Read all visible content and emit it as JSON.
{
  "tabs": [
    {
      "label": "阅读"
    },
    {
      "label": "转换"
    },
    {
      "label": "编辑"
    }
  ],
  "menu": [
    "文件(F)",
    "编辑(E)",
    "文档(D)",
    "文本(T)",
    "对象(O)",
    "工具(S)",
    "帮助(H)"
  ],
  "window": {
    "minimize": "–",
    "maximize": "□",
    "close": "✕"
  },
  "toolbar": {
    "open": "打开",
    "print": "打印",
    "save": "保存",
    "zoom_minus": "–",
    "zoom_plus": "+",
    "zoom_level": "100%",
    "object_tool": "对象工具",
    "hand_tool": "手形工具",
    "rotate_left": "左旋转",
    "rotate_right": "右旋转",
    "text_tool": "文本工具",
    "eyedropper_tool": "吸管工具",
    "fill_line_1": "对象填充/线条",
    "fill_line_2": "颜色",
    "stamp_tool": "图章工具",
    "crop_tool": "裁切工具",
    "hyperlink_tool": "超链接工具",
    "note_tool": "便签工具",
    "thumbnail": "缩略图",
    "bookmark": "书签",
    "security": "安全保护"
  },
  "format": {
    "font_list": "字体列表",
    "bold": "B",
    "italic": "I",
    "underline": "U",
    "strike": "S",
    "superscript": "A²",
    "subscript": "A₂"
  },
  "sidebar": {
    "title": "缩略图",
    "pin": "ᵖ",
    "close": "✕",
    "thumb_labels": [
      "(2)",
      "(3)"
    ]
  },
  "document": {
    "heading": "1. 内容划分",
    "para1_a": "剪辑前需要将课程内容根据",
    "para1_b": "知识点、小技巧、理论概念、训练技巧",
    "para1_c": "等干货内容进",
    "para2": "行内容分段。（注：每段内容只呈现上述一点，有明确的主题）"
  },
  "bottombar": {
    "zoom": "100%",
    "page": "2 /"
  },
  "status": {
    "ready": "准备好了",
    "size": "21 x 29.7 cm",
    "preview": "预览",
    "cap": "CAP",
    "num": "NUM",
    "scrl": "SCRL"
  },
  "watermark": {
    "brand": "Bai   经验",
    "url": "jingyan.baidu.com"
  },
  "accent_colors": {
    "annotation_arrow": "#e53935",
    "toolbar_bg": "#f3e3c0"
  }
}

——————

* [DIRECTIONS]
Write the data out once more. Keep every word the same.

* [TASK OUTPUT]
Read all visible content and emit it as JSON.
{
  "tabs": [
    {
      "label": "阅读"
    },
    {
      "label": "转换"
    },
    {
      "label": "编辑"
    }
  ],
  "menu": [
    "文件(F)",
    "编辑(E)",
    "文档(D)",
    "文本(T)",
    "对象(O)",
    "工具(S)",
    "帮助(H)"
  ],
  "window": {
    "minimize": "–",
    "maximize": "□",
    "close": "✕"
  },
  "toolbar": {
    "open": "打开",
    "print": "打印",
    "save": "保存",
    "zoom_minus": "–",
    "zoom_plus": "+",
    "zoom_level": "100%",
    "object_tool": "对象工具",
    "hand_tool": "手形工具",
    "rotate_left": "左旋转",
    "rotate_right": "右旋转",
    "text_tool": "文本工具",
    "eyedropper_tool": "吸管工具",
    "fill_line_1": "对象填充/线条",
    "fill_line_2": "颜色",
    "stamp_tool": "图章工具",
    "crop_tool": "裁切工具",
    "hyperlink_tool": "超链接工具",
    "note_tool": "便签工具",
    "thumbnail": "缩略图",
    "bookmark": "书签",
    "security": "安全保护"
  },
  "format": {
    "font_list": "字体列表",
    "bold": "B",
    "italic": "I",
    "underline": "U",
    "strike": "S",
    "superscript": "A²",
    "subscript": "A₂"
  },
  "sidebar": {
    "title": "缩略图",
    "pin": "ᵖ",
    "close": "✕",
    "thumb_labels": [
      "(2)",
      "(3)"
    ]
  },
  "document": {
    "heading": "1. 内容划分",
    "para1_a": "剪辑前需要将课程内容根据",
    "para1_b": "知识点、小技巧、理论概念、训练技巧",
    "para1_c": "等干货内容进",
    "para2": "行内容分段。（注：每段内容只呈现上述一点，有明确的主题）"
  },
  "bottombar": {
    "zoom": "100%",
    "page": "2 /"
  },
  "status": {
    "ready": "准备好了",
    "size": "21 x 29.7 cm",
    "preview": "预览",
    "cap": "CAP",
    "num": "NUM",
    "scrl": "SCRL"
  },
  "watermark": {
    "brand": "Bai   经验",
    "url": "jingyan.baidu.com"
  },
  "accent_colors": {
    "annotation_arrow": "#e53935",
    "toolbar_bg": "#f3e3c0"
  }
}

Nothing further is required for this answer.